Journal of
Public Health and Epidemiology

  • Abbreviation: J. Public Health Epidemiol.
  • Language: English
  • ISSN: 2141-2316
  • DOI: 10.5897/JPHE
  • Start Year: 2009
  • Published Articles: 653

Full Length Research Paper

Prevalence and barriers to the use of insecticide treated nets among pregnant women attending ante-natal clinic at Specialist Hospital Sokoto, Nigeria

Awosan, K. J.1*, Ibrahim, M. T. O.1, Alayande, M. O.2, Isah, B. A.1, Yunusa, E.1 and Mahmud, M. B.1
1Department of Community Medicine, College of Health Sciences, Usmanu Danfodiyo University, Sokoto, Nigeria. 2Department of Veterinary Parasitology and Entomology, Faculty of Veterinary Medicine, Usmanu Danfodiyo University, Sokoto, Nigeria.
Email: [email protected]

  •  Accepted: 05 September 2013
  •  Published: 31 October 2013


Malaria is endemic and a major public health problem in Nigeria. In most malaria endemic areas, pregnant women are the main adult group at risk for the severe form of the disease.In the absence of effective vaccine for malaria prevention and development of unacceptable levels of resistance to one drug after another by the malaria parasite, prevention of mosquitoes bite through use of insecticide treated nets (ITNs) remains a very important strategy for malaria control. This study aimed to assess the prevalence and barriers to use of insecticide treated nets among pregnant women in Sokoto. This was a cross sectional descriptive study among 185 randomly selected pregnant women attending antenatal clinic (ANC) at Specialist Hospital Sokoto, in October, 2010. Data collection was done using a set of pretested, semi-structured questionnaires; descriptive statistics was used for analysis. Among the 179 (96.8%) respondents that were aware of ITNs out of the 185 participants, 154 (86.0%) had accurate knowledge of ITNs, 50 (27.6%) use ITNs (but this constitutes 74.6% of the 67 respondents that own an ITN). One hundred and eleven (84.7%) of the 131 respondents who did not sleep under an ITN the night before the survey, gave lack of ITNs as reason for not sleeping under the net. Utilization of ITNs was low despite high knowledge of the commodity among the respondents. Lack of ownership was the major barrier to its utilization. Educational level was statistically significantly associated with ownership and use of ITNs (p < 0.001). Women empowerment (through education and employment) and monitoring of ITNs distribution by the relevant government agencies were suggested as important interventions in improving availability, affordability and use of ITNs.

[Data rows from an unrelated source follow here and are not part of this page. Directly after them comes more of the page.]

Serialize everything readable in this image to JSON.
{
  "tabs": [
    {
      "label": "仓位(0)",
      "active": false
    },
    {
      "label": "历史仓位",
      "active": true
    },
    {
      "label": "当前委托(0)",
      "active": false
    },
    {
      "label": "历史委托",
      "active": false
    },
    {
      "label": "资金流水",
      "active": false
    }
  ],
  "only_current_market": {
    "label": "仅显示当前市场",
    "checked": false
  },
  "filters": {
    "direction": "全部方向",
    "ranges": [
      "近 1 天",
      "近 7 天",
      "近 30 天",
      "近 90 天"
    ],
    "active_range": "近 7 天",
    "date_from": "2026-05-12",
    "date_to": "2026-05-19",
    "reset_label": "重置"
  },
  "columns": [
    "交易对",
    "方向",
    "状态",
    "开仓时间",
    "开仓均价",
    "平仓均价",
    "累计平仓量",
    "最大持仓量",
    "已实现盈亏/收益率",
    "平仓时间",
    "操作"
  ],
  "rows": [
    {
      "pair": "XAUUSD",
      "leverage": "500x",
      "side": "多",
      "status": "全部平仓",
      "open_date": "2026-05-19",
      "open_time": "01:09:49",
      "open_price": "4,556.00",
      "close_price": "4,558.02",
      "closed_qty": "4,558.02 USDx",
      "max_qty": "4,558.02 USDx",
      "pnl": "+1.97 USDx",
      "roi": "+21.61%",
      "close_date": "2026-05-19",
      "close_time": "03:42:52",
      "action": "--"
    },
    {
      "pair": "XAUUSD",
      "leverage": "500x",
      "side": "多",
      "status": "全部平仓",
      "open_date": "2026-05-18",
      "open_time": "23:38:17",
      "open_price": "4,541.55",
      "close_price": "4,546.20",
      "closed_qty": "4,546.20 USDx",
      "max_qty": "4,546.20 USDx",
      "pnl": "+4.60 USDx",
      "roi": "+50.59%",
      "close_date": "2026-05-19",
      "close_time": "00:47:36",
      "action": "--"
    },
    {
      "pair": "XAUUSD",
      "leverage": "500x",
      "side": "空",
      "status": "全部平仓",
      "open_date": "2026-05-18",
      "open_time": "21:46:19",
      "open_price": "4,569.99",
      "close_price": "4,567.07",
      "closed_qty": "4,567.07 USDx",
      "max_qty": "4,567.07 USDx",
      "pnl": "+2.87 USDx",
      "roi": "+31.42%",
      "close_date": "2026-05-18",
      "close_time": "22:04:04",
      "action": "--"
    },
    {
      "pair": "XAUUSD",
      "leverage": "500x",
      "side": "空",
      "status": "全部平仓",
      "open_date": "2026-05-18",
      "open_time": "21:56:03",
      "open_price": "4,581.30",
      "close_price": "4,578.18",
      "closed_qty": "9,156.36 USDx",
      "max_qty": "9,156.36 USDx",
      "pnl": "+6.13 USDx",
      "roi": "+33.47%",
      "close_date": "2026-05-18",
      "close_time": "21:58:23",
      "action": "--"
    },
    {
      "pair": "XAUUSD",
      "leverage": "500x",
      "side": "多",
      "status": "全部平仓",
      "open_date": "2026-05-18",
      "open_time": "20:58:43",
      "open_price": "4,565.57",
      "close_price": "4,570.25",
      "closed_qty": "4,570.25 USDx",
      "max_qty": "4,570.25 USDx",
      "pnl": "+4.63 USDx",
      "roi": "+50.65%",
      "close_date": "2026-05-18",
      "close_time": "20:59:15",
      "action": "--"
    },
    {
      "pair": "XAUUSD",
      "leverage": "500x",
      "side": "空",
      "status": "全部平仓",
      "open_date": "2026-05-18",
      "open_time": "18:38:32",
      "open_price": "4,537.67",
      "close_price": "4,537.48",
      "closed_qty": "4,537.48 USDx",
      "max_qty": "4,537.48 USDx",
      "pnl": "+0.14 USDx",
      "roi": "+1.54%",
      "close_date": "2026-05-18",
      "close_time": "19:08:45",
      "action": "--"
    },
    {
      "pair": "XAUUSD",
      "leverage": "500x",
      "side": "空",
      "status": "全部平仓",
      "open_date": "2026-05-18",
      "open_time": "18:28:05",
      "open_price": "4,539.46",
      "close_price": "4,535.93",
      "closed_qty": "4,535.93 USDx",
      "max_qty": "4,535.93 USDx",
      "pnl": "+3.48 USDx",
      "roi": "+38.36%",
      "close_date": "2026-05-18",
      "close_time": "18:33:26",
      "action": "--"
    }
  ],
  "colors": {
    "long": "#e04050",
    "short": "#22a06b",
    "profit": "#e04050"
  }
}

Key words: Insecticide treated nets, prevalence, barriers, pregnancy.